  • Symbolic★: | search: Pertaining to the formation or manipulation of symbols, i.e. mental entities that are explicitly constructed to represent other entities. Often contrasted with subsymbolic.
  • Syntax-Semantics Correlation: In the context of MOSES and program learning more broadly, this refers to the property via which distance in syntactic space (distance between the syntactic structure of programs, e.g. if they’re represented as program trees) and semantic space (distance between the behaviors of programs, e.g. if they’re represented as sets of input/output pairs) are reasonably well correlated. This can often happen among sets of programs that are not too widely dispersed in program space. The Reduct library is used to place Combo programs in Elegant Normal Form, which increases the level of syntax-semantics programs between them.
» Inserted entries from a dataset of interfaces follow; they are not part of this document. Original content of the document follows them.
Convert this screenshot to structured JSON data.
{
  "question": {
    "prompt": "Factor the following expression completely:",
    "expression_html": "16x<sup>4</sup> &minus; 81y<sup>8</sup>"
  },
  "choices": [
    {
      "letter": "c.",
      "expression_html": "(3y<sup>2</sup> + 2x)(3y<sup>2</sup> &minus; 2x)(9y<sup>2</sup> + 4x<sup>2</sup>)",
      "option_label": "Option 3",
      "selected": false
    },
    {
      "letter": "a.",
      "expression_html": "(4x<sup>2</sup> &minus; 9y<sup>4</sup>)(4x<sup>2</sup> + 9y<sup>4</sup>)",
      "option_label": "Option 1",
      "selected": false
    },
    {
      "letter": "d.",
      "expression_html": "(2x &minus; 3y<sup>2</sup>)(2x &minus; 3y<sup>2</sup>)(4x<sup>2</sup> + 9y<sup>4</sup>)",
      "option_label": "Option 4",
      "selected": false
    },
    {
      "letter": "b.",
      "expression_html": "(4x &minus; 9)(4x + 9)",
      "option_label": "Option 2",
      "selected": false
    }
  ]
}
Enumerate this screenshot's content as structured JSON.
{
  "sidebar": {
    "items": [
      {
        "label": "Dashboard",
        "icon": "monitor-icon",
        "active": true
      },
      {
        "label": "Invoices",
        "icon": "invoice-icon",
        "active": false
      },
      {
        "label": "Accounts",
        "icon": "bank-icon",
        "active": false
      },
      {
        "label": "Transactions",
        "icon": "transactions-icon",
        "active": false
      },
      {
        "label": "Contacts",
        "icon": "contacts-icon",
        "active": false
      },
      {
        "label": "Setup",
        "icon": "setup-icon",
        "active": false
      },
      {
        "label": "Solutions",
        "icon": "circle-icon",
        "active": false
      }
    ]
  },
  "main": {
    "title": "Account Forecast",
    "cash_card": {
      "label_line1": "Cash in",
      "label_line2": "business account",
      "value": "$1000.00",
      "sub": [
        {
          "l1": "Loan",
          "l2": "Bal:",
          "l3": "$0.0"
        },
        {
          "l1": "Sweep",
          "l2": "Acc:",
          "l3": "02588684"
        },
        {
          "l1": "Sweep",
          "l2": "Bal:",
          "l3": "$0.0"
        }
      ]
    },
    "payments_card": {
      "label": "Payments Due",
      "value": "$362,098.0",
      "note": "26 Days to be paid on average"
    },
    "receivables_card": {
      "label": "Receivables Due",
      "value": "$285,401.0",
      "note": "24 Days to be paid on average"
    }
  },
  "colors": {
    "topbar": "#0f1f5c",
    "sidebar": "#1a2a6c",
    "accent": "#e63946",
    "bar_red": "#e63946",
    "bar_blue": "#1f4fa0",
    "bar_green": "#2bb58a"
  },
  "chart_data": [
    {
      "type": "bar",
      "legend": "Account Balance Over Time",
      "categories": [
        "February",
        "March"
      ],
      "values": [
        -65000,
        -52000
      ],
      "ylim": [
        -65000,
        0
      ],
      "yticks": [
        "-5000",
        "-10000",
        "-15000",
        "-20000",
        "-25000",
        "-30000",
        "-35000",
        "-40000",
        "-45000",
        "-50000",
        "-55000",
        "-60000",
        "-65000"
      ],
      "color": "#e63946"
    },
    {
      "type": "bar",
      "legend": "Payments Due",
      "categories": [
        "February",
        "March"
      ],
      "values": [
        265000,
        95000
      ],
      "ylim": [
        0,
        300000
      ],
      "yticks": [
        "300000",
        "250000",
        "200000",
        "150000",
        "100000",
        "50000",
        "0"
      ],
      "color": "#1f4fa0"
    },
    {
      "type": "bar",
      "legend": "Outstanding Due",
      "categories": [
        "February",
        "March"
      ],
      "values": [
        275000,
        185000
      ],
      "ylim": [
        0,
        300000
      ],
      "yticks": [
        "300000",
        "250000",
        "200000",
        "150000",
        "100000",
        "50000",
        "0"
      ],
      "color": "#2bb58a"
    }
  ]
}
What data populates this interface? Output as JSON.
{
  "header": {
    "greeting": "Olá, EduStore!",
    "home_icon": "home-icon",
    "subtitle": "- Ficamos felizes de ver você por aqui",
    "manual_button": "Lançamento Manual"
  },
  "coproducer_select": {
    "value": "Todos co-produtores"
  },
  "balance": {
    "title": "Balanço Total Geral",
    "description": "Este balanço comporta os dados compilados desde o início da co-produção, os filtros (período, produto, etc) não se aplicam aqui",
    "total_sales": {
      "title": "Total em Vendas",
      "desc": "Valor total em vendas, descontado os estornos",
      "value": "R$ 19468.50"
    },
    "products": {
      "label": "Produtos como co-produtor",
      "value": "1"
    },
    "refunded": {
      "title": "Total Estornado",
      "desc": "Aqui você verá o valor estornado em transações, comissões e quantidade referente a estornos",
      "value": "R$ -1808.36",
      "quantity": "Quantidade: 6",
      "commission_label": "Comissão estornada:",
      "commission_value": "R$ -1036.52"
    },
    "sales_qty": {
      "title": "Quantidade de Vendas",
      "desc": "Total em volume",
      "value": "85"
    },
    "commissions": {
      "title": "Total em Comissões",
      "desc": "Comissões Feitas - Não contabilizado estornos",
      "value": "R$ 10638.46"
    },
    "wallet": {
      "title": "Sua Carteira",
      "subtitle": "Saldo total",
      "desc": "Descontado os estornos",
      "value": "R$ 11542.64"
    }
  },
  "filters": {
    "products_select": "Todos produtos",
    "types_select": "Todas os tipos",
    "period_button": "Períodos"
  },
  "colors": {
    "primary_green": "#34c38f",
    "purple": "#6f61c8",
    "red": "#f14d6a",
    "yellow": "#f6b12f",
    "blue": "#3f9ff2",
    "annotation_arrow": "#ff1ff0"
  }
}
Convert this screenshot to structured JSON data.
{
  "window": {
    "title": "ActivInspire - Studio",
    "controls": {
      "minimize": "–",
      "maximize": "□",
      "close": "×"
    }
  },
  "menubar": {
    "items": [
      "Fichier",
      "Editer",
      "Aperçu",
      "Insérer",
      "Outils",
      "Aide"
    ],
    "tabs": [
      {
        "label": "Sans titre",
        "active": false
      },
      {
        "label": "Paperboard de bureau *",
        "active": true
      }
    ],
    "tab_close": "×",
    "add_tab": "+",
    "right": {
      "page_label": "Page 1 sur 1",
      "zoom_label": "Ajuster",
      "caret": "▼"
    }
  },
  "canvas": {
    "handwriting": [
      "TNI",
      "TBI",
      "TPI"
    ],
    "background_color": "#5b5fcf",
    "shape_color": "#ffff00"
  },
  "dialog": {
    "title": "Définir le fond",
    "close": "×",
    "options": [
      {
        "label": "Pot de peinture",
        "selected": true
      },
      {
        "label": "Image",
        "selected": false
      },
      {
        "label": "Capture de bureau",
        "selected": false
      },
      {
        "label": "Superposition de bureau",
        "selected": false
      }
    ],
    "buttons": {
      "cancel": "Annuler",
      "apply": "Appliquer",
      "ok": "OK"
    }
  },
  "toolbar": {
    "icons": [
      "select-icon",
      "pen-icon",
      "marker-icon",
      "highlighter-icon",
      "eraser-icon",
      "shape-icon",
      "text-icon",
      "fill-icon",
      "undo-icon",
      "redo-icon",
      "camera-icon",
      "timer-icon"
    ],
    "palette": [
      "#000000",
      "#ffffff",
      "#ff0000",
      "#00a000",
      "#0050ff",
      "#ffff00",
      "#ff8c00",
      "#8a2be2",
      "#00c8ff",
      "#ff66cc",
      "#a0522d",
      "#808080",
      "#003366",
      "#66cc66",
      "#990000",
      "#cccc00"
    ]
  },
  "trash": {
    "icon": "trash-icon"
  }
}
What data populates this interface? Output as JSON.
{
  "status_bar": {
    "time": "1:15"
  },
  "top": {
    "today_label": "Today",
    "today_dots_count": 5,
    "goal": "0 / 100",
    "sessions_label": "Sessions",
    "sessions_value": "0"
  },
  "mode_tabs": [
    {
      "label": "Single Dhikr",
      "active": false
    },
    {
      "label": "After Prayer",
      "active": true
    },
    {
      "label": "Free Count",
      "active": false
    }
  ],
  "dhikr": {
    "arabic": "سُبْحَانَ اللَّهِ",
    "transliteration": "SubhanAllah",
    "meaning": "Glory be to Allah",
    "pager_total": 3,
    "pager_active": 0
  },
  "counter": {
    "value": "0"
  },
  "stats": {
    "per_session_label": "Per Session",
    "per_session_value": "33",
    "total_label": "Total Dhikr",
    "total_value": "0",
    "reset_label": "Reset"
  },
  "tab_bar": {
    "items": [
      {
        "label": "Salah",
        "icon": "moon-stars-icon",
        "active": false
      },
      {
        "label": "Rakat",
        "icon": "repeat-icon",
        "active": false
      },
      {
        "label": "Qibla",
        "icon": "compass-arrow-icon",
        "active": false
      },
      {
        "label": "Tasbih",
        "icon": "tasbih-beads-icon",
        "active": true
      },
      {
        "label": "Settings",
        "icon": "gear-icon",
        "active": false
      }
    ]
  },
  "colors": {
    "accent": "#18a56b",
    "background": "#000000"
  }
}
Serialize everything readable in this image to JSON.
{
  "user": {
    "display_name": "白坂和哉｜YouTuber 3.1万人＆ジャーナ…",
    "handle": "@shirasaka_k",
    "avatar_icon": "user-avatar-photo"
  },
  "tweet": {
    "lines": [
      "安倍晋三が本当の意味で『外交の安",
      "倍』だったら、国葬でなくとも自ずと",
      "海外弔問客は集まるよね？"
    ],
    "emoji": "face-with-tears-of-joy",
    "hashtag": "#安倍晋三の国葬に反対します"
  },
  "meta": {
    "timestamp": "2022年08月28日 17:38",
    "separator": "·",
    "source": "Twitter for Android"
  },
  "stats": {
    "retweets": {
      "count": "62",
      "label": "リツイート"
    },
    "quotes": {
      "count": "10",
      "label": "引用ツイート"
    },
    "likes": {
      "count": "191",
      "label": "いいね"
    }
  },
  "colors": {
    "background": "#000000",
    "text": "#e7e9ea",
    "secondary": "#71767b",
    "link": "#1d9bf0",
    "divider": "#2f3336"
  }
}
The programs in a single MOSES deme are often closely enough clustered together that they have reasonably high syntax-semantics correlation.
  • System Activity Table: An OpenCog component that records information regarding what a system did in the past.


  • Temporal Inference★: Reasoning that heavily involves Atoms representing temporal information, e.g. information about the duration of events, or their temporal relationship (before, after, during, beginning, ending). As implemented in OpenCogPrime, makes use of an uncertain version of Allen Interval Algebra.
  • Truth Value★: A package of information associated with an Atom, indicating its degree of truth. SimpleTruthValue and IndefiniteTruthValue are two common, particular kinds. Multiple truth values associated with the same Atom from different perspectives may be grouped into CompositeTruthValue objects.


  • Universal Intelligence: A technical term introduced by Shane Legg and Marcus Hutter, describing (roughly speaking) the average capability of a system to carry out computable goals in computable environments, where goal/environment pairs are weighted via the length of the shortest program for computing them.
  • URE: Unified Rule Engine, used to perform forward and backward chaining given a set of rewrite rules. PLN is built on top of the URE.


  • Very Long Term Importance (VLTI): A bit associated with Atoms, which determines whether, when an Atom is forgotten (removed from RAM), it is saved to disk (frozen) or simply deleted.
  • Virtual AGI Preschool: A virtual world intended for AGI teaching/training/learning, bearing broad resemblance to the preschool environments used for young humans.
  • Virtual Embodiment: Using an AGI to control an agent living in a virtual world or game world, typically (but not necessarily) a 3D world with broad similarity to the everyday human world.


  • Webmind AI Engine: A predecessor to the Novamente Cognition Engine and OpenCog, developed 1997-2001 – with many similar concepts (and also some different ones) but quite different algorithms and software architecture.
  • Working Memory★: A conduit for information exchange among modules. WM is passive in the sense that it does not modify its contents.

★ Terms that have AGI-generic meanings are marked with a star (★). Where terms are used in multiple ways within the OpenCog sphere, more than one meaning is given.